Task to complete →
For the material that follows, list every line containing the word "true".

BEGIN Exercise inputs

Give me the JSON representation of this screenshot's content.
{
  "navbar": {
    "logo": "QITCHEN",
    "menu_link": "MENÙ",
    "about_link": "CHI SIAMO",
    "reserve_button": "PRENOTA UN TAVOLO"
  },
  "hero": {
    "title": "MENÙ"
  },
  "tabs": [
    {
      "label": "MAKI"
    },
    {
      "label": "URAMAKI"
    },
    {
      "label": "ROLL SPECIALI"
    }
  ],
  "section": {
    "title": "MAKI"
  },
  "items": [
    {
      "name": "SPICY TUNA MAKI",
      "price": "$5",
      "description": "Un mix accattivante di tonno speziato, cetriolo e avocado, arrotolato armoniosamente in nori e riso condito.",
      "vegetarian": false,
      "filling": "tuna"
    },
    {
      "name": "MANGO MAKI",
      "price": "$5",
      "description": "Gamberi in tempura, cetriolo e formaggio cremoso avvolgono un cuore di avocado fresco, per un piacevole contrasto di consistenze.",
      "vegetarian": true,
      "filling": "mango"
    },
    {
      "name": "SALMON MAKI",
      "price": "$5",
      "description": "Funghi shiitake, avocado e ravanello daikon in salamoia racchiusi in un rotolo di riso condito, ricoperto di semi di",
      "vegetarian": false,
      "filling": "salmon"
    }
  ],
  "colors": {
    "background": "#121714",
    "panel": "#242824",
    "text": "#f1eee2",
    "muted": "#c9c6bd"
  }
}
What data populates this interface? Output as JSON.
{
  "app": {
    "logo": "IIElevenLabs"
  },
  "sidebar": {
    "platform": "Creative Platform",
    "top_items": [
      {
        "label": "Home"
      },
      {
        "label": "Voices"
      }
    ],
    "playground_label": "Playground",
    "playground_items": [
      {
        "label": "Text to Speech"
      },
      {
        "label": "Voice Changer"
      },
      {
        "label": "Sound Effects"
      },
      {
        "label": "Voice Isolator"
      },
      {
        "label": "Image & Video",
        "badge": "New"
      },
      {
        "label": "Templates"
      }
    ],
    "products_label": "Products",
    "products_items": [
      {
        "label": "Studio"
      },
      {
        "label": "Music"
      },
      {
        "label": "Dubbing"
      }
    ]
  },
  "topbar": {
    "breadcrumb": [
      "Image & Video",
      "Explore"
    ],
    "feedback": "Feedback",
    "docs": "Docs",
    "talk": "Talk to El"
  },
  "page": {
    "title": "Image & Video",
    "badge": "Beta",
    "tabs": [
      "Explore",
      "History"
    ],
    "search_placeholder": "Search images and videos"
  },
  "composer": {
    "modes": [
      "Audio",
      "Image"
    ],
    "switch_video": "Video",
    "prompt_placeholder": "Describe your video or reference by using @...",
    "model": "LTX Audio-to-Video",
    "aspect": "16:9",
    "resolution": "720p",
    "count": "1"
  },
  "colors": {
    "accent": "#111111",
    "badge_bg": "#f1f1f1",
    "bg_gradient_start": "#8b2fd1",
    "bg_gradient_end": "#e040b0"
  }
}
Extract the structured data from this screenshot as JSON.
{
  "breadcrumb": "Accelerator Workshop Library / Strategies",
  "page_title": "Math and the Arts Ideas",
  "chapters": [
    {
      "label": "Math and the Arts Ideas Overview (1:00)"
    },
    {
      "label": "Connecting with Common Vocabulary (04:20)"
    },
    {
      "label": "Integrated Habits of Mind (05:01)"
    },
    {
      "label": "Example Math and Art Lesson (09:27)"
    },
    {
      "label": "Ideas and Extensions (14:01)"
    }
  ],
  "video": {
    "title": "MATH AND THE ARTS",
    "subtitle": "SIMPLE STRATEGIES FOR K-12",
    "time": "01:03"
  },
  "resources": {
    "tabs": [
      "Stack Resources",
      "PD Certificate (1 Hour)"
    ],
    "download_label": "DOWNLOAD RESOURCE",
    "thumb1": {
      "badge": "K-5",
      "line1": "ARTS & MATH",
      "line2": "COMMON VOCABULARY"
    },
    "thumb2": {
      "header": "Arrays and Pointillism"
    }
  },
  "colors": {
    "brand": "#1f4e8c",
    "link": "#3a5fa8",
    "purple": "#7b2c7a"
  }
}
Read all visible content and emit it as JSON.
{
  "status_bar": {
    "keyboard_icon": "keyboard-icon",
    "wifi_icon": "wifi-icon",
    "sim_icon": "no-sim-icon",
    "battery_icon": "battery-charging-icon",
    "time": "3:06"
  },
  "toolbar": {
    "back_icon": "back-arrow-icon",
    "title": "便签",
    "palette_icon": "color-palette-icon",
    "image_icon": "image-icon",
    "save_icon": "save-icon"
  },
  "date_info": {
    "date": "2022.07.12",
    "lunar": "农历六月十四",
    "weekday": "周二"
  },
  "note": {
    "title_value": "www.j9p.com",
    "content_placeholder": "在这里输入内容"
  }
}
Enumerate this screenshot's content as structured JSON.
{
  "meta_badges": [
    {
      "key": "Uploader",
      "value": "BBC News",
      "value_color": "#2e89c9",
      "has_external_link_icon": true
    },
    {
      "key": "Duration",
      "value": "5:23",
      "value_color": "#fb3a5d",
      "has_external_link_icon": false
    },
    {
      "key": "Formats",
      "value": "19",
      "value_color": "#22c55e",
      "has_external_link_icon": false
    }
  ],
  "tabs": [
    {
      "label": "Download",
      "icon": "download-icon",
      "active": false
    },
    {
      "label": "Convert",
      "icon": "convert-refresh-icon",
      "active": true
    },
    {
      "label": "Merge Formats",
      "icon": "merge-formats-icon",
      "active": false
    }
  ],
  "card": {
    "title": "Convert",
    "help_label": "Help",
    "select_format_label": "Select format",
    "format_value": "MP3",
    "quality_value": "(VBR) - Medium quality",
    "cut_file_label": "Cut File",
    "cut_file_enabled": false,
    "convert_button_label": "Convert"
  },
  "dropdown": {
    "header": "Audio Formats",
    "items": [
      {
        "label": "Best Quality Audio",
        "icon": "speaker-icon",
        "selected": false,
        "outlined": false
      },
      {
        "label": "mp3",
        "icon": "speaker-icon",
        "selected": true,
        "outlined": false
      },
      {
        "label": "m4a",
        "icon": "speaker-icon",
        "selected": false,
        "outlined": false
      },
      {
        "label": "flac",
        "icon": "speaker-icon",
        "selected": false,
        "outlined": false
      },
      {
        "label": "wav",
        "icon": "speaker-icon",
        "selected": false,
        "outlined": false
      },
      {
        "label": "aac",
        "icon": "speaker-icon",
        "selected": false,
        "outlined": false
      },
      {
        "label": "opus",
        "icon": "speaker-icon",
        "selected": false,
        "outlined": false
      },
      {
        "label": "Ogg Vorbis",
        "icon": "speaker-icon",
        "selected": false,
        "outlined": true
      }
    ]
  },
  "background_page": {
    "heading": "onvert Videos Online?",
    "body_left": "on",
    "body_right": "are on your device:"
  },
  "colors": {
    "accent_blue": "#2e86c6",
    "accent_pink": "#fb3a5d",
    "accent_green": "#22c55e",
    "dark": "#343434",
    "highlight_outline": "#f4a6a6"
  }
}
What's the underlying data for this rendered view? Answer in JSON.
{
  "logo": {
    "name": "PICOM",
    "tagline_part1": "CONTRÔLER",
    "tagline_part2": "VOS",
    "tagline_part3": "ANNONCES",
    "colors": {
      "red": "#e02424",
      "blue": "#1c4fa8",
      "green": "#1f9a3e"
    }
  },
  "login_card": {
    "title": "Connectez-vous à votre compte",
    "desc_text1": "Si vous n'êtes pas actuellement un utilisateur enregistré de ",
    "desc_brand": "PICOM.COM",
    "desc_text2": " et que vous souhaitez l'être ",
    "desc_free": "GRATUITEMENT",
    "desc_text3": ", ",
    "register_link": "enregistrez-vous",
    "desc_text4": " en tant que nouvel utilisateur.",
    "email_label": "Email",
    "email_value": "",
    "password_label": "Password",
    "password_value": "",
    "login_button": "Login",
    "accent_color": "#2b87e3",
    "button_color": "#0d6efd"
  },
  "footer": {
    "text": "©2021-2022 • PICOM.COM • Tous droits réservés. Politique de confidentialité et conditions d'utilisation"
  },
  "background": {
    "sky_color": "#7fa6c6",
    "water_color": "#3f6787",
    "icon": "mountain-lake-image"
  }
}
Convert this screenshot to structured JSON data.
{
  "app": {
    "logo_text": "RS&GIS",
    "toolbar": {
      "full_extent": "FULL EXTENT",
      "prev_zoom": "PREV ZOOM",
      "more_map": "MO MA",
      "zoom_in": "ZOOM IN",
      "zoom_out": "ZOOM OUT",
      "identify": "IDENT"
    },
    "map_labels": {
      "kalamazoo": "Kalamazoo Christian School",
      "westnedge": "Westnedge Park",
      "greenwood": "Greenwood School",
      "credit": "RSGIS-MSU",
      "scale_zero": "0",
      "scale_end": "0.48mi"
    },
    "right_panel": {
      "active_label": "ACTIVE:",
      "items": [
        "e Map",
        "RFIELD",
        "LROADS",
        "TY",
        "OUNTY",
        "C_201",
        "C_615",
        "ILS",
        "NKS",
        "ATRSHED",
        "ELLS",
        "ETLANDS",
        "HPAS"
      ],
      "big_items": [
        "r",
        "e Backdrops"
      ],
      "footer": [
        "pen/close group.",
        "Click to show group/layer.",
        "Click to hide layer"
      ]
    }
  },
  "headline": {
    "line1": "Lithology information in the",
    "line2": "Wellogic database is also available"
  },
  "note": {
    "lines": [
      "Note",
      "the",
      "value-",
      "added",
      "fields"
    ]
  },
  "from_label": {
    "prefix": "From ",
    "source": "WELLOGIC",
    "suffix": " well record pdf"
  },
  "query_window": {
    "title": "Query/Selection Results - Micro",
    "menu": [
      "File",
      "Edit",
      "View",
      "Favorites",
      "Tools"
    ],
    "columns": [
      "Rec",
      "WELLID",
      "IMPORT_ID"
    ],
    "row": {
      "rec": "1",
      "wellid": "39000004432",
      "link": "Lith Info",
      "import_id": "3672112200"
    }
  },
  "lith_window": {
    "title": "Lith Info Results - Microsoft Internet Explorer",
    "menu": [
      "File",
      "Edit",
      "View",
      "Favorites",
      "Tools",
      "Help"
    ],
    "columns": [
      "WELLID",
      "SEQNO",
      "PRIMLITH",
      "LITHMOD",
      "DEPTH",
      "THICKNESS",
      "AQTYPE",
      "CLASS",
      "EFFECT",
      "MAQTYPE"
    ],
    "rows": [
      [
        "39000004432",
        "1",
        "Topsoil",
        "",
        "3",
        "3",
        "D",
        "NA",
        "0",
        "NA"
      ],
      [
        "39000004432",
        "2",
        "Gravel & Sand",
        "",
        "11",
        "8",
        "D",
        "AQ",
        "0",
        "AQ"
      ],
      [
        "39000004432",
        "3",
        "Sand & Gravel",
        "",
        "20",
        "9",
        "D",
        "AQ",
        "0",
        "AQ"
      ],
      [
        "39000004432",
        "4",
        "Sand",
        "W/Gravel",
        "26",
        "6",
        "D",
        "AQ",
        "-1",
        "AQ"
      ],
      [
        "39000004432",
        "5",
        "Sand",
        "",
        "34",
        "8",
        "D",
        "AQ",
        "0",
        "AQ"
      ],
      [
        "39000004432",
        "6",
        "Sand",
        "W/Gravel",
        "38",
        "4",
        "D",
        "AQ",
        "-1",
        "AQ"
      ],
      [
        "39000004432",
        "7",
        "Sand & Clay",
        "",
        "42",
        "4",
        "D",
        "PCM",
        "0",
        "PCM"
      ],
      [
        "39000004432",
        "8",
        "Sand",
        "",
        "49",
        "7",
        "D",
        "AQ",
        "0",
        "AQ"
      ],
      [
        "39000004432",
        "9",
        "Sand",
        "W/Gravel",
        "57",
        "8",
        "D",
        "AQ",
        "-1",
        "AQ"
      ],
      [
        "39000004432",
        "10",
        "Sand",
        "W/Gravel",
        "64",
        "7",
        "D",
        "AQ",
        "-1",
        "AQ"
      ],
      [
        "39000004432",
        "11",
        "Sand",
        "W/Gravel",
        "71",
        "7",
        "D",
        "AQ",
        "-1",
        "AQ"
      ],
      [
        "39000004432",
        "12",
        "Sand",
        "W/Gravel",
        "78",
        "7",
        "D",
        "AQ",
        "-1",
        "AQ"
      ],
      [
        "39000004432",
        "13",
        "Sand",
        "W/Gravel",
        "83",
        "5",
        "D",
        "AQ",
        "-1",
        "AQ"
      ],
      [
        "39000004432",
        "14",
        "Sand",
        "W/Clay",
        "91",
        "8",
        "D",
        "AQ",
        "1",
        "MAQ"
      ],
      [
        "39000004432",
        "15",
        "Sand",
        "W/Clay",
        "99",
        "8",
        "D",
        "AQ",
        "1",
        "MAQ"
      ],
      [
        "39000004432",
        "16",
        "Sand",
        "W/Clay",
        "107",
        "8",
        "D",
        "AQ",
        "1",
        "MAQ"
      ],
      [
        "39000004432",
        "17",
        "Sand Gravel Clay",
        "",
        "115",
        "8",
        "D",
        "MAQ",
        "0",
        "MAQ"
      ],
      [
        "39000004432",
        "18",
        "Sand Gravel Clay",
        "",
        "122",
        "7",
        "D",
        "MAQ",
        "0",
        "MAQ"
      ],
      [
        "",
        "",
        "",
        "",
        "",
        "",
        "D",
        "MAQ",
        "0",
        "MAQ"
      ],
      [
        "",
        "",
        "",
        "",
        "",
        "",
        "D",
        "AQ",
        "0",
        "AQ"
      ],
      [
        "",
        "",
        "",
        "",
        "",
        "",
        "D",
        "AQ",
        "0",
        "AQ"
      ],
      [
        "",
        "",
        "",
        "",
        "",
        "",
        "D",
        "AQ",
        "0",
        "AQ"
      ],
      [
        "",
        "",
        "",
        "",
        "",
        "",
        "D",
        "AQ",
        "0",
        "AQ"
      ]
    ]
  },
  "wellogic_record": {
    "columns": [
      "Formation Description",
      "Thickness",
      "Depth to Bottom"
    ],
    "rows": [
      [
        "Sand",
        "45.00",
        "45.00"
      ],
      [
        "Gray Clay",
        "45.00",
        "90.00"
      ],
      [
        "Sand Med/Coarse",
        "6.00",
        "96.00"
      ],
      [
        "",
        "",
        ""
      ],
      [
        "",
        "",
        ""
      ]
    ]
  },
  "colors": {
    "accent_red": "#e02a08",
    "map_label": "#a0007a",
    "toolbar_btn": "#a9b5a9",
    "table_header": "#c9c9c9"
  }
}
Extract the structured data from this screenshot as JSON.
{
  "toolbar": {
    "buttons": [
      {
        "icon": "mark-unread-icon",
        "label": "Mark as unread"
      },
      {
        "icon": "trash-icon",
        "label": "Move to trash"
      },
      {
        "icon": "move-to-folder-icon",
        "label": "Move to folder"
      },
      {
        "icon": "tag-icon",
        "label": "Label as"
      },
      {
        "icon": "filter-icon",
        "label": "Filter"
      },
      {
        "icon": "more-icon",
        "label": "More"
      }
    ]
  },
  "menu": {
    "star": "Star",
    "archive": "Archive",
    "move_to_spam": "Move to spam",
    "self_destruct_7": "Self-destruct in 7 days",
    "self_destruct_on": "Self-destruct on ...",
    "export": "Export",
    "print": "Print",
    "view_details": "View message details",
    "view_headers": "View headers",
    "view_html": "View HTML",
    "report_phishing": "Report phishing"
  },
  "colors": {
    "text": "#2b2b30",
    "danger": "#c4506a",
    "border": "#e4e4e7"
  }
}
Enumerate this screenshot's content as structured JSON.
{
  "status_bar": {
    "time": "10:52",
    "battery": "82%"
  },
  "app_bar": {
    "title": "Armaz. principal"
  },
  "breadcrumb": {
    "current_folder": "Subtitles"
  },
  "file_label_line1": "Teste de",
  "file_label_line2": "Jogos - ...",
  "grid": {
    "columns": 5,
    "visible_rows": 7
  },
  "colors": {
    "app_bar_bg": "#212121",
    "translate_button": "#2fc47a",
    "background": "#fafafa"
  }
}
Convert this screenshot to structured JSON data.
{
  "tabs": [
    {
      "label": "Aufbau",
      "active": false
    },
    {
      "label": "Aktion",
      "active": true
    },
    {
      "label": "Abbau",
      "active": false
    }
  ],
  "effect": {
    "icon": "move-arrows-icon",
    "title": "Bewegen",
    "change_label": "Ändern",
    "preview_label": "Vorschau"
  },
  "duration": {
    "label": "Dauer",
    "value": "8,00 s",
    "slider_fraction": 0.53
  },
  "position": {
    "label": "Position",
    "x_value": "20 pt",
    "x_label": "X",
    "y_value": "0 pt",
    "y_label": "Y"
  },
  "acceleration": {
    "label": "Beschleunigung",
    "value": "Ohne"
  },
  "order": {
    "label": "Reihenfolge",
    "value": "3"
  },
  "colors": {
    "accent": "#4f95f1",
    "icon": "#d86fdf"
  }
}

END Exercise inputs

Answer →
      "vegetarian": true,
      "has_external_link_icon": true
      "active": true
        "selected": true,
        "outlined": true
      "active": true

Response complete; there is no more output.